Pensions were hit by a double dose of bad news yesterday which could affect the retirement income of millions. Proposals to change how inflation rates are calculated could have a huge impact on beleaguered pension funds and drastically reduce their rate of growth. At the same time, new research has revealed that one in 10 of Britain’s biggest firms has pension debts greater than the total value of their companies.
Daily Express, p.1
The debt storm in the eurozone and the looming ‘fiscal cliff’ in the US threaten to plunge the global economy into crisis, a leading watchdog warned last night. The International Monetary Fund said the outlook around the world has deteriorated as it took the axe to its growth forecast for developed and developing countries alike, with Britain suffering the biggest downgrade in the West.
Daily Mail, p.66
The British housing market should end the year on slightly stronger foundations, with transaction levels expected to pick up and price falls predicted to slow, the Royal Institution of Chartered Surveyors will say today. Helped by the prospect of greater mortgage availability on the back of recent government initiatives, the expectations of chartered surveyors for future property sales reached their highest level last month since May 2010.
The Times, p.31

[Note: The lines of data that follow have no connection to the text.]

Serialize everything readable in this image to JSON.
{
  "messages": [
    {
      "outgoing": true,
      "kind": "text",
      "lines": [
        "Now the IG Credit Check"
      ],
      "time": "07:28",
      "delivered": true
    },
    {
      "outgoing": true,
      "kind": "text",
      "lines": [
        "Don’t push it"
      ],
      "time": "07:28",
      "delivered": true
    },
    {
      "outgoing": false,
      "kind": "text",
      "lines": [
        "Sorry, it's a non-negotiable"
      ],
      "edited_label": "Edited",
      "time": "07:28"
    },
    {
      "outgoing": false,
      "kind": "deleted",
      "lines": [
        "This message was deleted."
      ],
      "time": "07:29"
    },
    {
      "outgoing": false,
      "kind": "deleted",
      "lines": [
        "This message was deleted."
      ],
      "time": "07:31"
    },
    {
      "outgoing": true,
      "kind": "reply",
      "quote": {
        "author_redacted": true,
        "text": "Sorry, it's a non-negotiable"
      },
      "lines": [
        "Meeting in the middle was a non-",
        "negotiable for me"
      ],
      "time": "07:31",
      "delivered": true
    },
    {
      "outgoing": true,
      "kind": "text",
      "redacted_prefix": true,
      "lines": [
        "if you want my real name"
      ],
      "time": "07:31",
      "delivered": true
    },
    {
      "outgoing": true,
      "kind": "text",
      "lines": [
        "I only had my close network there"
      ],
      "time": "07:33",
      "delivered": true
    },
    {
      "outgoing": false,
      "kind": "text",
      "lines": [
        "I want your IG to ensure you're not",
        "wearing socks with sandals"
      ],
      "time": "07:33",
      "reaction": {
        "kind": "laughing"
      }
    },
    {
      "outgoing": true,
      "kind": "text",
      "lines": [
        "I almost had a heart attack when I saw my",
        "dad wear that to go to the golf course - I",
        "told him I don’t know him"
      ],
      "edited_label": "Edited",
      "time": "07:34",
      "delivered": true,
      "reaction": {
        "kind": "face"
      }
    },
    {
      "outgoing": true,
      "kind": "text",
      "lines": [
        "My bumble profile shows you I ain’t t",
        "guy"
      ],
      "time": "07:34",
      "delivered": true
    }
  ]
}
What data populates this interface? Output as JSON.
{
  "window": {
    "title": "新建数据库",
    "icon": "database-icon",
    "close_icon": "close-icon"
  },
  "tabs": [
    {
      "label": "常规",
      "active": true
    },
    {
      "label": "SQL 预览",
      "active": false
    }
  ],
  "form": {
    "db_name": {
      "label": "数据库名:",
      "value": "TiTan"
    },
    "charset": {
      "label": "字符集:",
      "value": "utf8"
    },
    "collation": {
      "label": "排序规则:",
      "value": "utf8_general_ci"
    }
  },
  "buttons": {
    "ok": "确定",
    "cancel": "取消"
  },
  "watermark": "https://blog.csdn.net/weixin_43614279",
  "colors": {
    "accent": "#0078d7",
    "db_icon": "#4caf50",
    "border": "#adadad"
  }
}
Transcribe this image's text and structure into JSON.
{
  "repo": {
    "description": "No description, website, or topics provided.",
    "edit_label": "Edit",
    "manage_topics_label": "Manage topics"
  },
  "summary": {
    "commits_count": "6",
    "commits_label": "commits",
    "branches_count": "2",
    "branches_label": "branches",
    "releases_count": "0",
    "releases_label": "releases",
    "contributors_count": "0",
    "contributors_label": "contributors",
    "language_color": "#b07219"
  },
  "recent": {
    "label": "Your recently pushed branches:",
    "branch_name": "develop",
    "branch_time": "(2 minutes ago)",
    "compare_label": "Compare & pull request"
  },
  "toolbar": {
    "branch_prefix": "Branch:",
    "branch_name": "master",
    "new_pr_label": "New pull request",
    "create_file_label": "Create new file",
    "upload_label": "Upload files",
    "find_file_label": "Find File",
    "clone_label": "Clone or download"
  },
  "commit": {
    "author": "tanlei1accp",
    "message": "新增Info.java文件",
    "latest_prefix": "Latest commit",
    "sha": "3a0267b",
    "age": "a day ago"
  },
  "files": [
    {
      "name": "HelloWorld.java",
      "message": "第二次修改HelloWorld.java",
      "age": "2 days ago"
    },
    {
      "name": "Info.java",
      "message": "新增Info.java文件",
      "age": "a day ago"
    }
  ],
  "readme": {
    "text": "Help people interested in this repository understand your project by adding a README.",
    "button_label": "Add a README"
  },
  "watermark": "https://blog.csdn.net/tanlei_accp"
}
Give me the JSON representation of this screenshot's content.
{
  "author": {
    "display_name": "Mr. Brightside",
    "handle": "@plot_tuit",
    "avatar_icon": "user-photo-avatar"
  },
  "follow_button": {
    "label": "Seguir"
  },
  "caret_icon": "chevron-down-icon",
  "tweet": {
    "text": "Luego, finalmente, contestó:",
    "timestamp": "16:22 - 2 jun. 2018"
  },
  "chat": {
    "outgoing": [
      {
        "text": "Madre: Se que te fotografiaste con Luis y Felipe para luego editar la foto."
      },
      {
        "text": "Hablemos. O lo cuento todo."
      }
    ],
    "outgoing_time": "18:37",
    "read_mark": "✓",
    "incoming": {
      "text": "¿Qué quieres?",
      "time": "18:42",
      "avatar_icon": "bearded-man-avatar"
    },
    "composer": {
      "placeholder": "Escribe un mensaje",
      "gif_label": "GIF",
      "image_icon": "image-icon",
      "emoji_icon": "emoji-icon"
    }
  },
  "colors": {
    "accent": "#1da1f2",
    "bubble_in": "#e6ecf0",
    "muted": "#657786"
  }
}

Plans unveiled by George Osborne at the Conservative conference could see new workers asked to give up their rights over unfair dismissal, redundancy, requests for flexible working and time off for training in exchange for shares in the company. They would also be required to give twice as much notice of a firm date of return from maternity leave – 16 weeks instead of 8. The new “employee-owner” status will be optional for existing employees but will be a compulsory condition of employment for new hires.